We’re four days in! Whether you’re thousands of words ahead or haven’t even started yet (that’s right–it’s not too late), here’s my first weekly NaNo post with prompts, tips, fun ideas and hopefully some encouragement!
I’ll be doing this every Monday for the rest of November, so please tell me in the comments what you found useful, what you’d like to see more of, or if you have any ideas or tips of your own to share!
For now, welcome to week one! The land is green and comforting, the birds are singing, and the waters of the unknown plot are warm and inviting–it’s a great time to dive right in and try to figure out what the hell your novel is about. Mine has vampires and a cute grey/blue kitten. Besides that, I still have no idea where it’s going. Continue reading

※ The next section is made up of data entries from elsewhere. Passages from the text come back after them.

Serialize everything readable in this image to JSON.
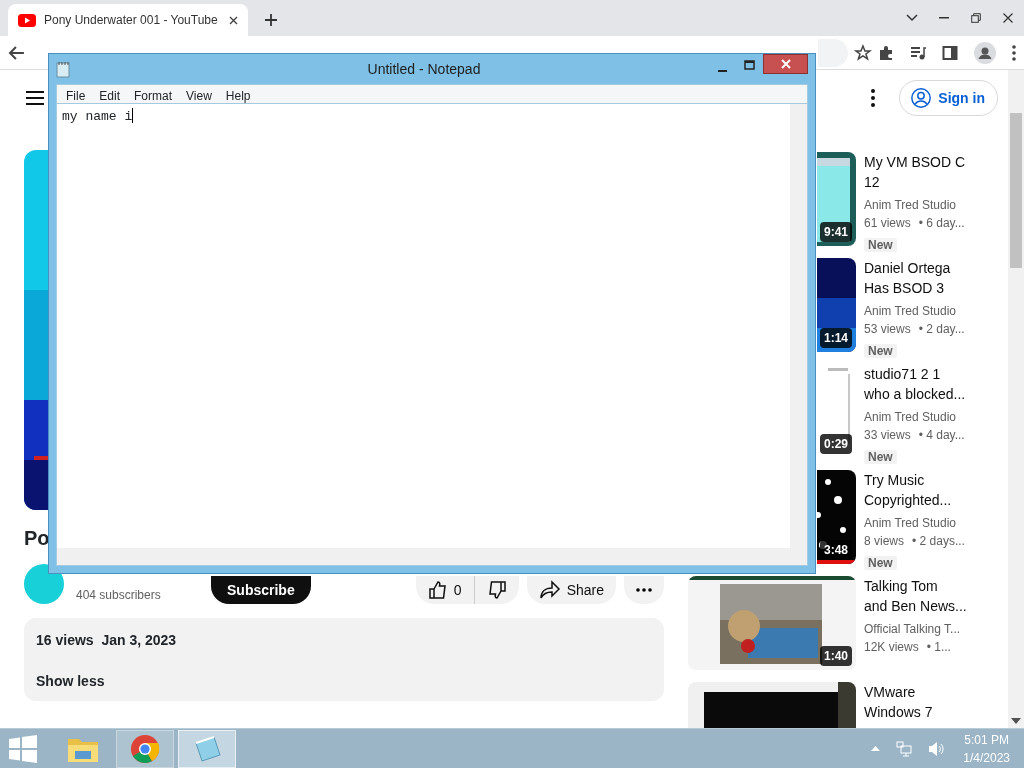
{
  "browser": {
    "tab": {
      "title": "Pony Underwater 001 - YouTube",
      "selected": true
    }
  },
  "youtube": {
    "sign_in": "Sign in",
    "video_title": "Po",
    "subscribers": "404 subscribers",
    "subscribe": "Subscribe",
    "likes": "0",
    "share": "Share",
    "description": {
      "meta": "16 views  Jan 3, 2023",
      "toggle": "Show less"
    }
  },
  "recommendations": [
    {
      "title": [
        "My VM BSOD C",
        "12"
      ],
      "channel": "Anim Tred Studio",
      "views": "61 views",
      "age": "• 6 day...",
      "duration": "9:41",
      "badge": "New"
    },
    {
      "title": [
        "Daniel Ortega",
        "Has BSOD 3"
      ],
      "channel": "Anim Tred Studio",
      "views": "53 views",
      "age": "• 2 day...",
      "duration": "1:14",
      "badge": "New"
    },
    {
      "title": [
        "studio71 2 1",
        "who a blocked..."
      ],
      "channel": "Anim Tred Studio",
      "views": "33 views",
      "age": "• 4 day...",
      "duration": "0:29",
      "badge": "New"
    },
    {
      "title": [
        "Try Music",
        "Copyrighted..."
      ],
      "channel": "Anim Tred Studio",
      "views": "8 views",
      "age": "• 2 days...",
      "duration": "3:48",
      "badge": "New"
    },
    {
      "title": [
        "Talking Tom",
        "and Ben News..."
      ],
      "channel": "Official Talking T...",
      "views": "12K views",
      "age": "• 1...",
      "duration": "1:40"
    },
    {
      "title": [
        "VMware",
        "Windows 7"
      ]
    }
  ],
  "notepad": {
    "title": "Untitled - Notepad",
    "menu": [
      "File",
      "Edit",
      "Format",
      "View",
      "Help"
    ],
    "text": "my name i"
  },
  "taskbar": {
    "apps": [
      {
        "kind": "explorer",
        "running": false,
        "selected": false
      },
      {
        "kind": "chrome",
        "running": true,
        "selected": false
      },
      {
        "kind": "notepad",
        "running": true,
        "selected": true
      }
    ],
    "clock": {
      "time": "5:01 PM",
      "date": "1/4/2023"
    }
  }
}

From the exact moment this is posted, it will be two days and fourteen hours until NaNoWriMo. Or exactly 3,720 minutes.
And I’m so excited!!!
For those of you who pay attention: yes, today is a Monday and I usually post on Thursdays. But not this month, folks. For November I will be posting every Monday with NaNo themed content–prompts, pep-talks, and commiseration galore–as well as my usual Thursday posts. For me, NaNoWriMo has always been about trying something new–this bi-weekly posting is new for me, we’ll see how it goes!
What will your new be? A lot of people’s reasons for not doing NaNo is based on incorrect facts. I’m not here telling you that you have to do it–I’m just going to tell you how you’re missing out, and why your reasons for not doing it are wrong. Because I’m nice like that. Continue reading
Commonly known fact: it’s April.
Not-so-commonly known fact: it’s Camp NaNoWriMo.
If you’re a writer, you’ve probably heard of NaNoWriMo–the once-a-year crazy writing frenzy that results in a flurry of novely things (some are more novel-resembeling than others). But you may not have heard of its summer-loving sister, Camp NaNoWriMo, so here is the breakdown of these two events: Continue reading
There are a multitude of things that make up a character. Physicality, goals, fears, and looks are just a few, but there’s a big one that often gets ignored.
Sure, maybe it’s obvious when a character has a specific way of talking, but what about when the entire book is written in the main character’s voice? Sometime’s it’s really obvious, but other times it’s so subtle that the reader barely notices. Continue reading
One of my current WIPs is Marsip, the sequel to the novel Aza that I self-published in 2014 (I’m also working on a dystopian novel called Two Kinds of Darkness).
Marsip is set several years after Aza and hopefully tells the story of how Marsip discovers who he is and what he truly wants. In true fantasy style, these questions happen during a battle for power, waged by the Teransellens–a tribe from the mountains. And let’s not forget Elaine, the stubborn lord’s daughter who unintentionally causes a handful of problems, most of which affect Marsip. Continue reading
Very early sketch of the city’s two halves.
My excitement with this novel has yet to wear off. I’m currently editing the fifth draft, preparing it for my test-readers.
Two Kinds of Darkness began as a tiny idea that struck me two and a half years ago. It was a question that came to me while sitting on a sofa during a young writers’ group and staring at a blue wall. The question was this: “What if someone could only see the color blue?” Continue reading
If you are a writer, then you should be participating in NaNoWriMo.
I know, it’s a lot to ask. 50,000 words in a month is a big goal. Not everyone has the time, not everyone wants to, not everyone even thinks it’s worthwhile. Plus, November’s already started– it’s too late, right? The list goes on.
But hear me out. In my opinion, even if you file yourself under one of the above reasons not to, it doesn’t matter. Do it anyway. Here are my reasons why the benefits of participating in NaNoWriMo outweigh the negatives. Continue reading